- **RECORDS**:
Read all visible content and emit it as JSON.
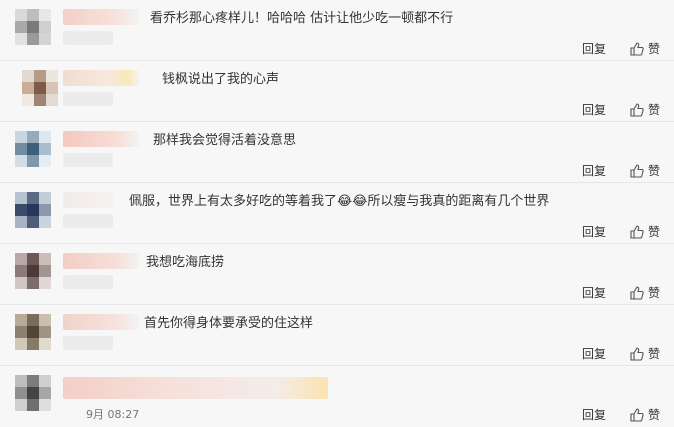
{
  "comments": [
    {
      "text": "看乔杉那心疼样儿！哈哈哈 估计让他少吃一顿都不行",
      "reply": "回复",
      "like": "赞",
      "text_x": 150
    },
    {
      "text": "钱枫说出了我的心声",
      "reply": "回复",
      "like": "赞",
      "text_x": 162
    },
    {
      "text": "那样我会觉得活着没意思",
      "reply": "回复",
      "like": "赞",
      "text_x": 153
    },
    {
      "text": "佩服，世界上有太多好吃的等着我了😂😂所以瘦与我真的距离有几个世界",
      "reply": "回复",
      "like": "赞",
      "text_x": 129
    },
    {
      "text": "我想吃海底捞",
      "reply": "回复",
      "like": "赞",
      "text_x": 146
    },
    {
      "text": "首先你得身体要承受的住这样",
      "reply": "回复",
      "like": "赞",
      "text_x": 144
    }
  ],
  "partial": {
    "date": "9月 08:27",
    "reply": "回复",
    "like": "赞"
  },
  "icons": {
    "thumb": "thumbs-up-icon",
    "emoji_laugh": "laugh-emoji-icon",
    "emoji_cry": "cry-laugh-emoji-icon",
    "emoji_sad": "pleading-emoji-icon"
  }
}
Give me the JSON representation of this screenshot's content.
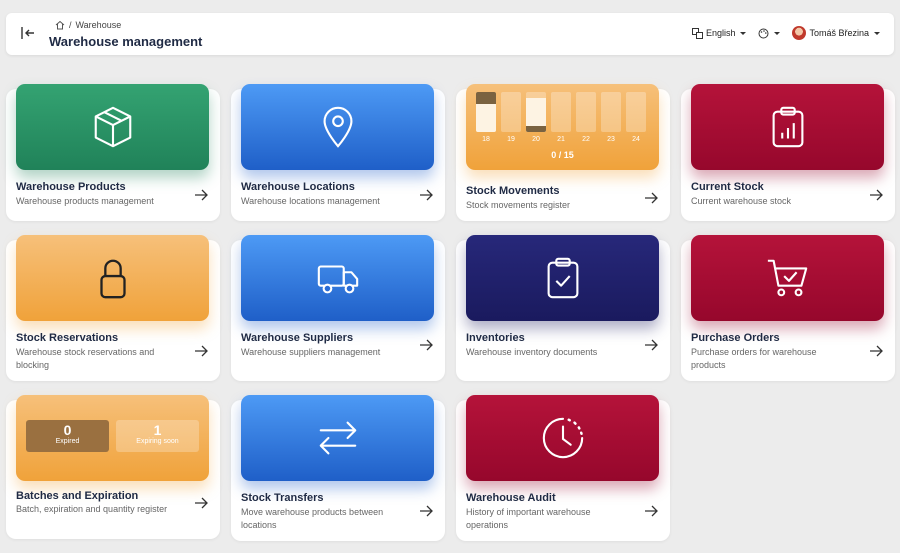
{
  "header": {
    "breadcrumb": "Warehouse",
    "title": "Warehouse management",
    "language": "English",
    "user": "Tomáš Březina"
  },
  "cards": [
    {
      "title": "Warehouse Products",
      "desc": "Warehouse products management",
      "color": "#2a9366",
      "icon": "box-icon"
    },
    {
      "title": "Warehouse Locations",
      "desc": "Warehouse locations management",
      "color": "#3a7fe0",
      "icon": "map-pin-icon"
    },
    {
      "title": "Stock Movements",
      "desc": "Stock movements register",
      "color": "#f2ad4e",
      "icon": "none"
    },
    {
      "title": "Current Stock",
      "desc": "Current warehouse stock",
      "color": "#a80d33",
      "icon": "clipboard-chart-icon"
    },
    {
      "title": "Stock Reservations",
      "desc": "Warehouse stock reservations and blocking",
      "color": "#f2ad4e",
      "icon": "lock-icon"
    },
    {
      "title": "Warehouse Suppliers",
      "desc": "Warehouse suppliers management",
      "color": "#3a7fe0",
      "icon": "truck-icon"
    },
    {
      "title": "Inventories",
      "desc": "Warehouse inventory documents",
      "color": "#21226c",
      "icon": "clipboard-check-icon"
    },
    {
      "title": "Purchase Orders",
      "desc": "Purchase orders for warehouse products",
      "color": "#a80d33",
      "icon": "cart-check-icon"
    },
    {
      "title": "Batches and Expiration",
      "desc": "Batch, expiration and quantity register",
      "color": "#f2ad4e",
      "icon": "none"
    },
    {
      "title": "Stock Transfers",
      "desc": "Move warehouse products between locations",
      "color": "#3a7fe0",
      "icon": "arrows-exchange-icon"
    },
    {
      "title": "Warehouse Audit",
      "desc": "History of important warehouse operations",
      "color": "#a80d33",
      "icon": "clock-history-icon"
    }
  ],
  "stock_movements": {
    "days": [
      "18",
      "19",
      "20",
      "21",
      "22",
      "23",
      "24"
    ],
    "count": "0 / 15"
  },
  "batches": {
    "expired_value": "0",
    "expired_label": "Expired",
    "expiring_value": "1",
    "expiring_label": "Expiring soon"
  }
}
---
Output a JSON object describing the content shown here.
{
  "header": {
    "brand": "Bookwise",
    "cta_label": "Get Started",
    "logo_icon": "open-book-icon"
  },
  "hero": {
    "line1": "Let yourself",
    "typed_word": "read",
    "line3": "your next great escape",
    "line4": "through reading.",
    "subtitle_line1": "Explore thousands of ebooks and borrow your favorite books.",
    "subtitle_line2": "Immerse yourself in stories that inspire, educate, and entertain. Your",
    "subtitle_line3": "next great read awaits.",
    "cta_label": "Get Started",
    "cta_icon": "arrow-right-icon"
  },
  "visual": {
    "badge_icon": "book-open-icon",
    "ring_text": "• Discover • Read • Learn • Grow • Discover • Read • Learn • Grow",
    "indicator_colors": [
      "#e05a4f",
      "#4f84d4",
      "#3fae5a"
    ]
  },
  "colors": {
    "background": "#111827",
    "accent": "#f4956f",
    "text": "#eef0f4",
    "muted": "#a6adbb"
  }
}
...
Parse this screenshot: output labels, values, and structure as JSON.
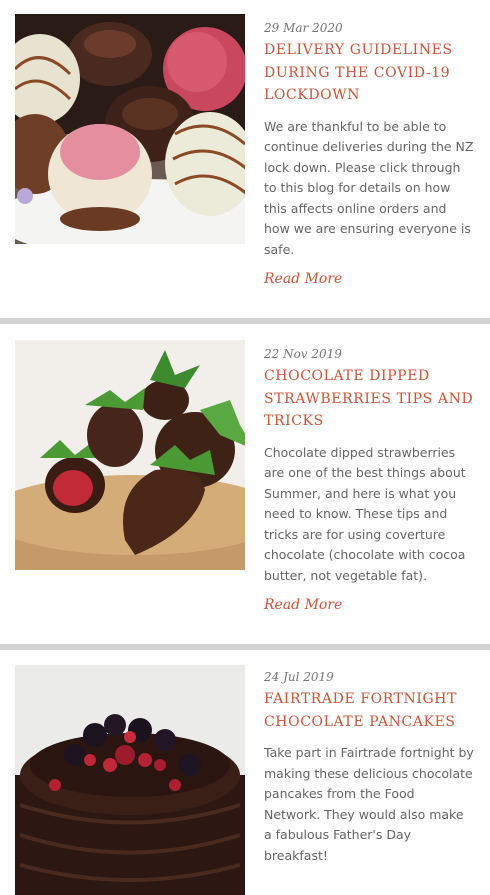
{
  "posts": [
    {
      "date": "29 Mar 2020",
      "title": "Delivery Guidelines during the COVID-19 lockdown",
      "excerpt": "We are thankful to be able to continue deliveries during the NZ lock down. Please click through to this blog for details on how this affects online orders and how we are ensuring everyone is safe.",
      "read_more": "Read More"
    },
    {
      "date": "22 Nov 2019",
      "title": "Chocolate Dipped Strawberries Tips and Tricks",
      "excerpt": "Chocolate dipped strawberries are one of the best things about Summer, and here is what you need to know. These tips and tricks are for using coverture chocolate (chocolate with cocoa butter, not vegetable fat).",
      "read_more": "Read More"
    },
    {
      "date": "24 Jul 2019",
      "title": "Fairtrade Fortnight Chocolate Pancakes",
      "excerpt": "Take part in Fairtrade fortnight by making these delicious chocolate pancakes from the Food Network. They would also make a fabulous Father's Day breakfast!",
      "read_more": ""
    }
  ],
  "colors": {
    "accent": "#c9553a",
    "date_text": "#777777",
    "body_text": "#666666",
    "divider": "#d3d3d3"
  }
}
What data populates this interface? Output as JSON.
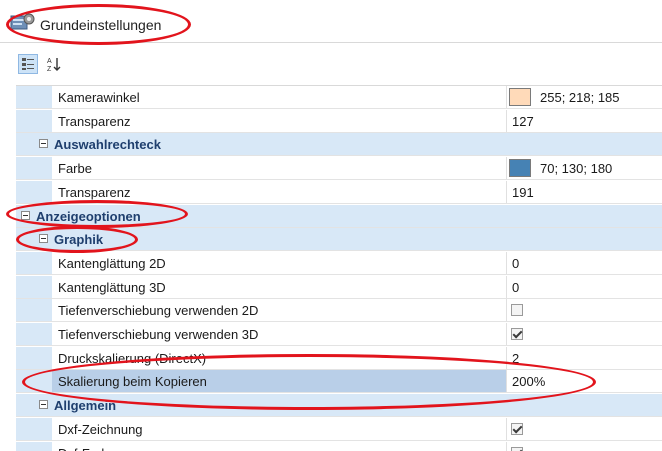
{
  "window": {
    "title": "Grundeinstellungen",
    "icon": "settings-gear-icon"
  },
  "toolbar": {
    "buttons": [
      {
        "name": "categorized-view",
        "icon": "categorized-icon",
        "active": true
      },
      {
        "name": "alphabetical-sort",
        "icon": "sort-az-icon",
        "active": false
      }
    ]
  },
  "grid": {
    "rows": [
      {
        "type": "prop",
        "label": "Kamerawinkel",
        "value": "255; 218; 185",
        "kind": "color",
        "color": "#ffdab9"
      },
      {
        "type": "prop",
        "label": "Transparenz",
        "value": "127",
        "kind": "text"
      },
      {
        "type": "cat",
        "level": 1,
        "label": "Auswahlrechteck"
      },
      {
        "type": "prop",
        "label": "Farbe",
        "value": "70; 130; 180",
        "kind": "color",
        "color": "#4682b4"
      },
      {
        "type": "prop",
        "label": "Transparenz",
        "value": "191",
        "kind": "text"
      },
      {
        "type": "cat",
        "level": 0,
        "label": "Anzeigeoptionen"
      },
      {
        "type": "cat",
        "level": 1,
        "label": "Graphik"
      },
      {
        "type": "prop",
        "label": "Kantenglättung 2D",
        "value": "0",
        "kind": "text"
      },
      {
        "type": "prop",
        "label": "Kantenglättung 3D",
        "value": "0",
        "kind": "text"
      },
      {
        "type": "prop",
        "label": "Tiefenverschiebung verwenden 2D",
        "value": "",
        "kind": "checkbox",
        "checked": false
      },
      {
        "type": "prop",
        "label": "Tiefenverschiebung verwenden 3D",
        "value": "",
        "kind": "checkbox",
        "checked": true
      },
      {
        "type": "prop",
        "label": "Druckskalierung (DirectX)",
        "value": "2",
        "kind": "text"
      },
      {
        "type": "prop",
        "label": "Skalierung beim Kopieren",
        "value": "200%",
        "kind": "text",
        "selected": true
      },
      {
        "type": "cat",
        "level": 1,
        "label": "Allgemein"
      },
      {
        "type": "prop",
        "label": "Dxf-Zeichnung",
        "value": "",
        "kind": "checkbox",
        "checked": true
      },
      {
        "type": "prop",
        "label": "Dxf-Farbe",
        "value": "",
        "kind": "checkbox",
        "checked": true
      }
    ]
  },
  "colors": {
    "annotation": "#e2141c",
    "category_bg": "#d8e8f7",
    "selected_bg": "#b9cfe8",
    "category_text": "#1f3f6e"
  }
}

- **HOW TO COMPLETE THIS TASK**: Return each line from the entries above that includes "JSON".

- **WRITTEN REPLY**:
Read all visible content and emit it as JSON.
Give me the JSON representation of this screenshot's content.
Output a JSON object describing the content shown here.
Parse this screenshot: output labels, values, and structure as JSON.
What data populates this interface? Output as JSON.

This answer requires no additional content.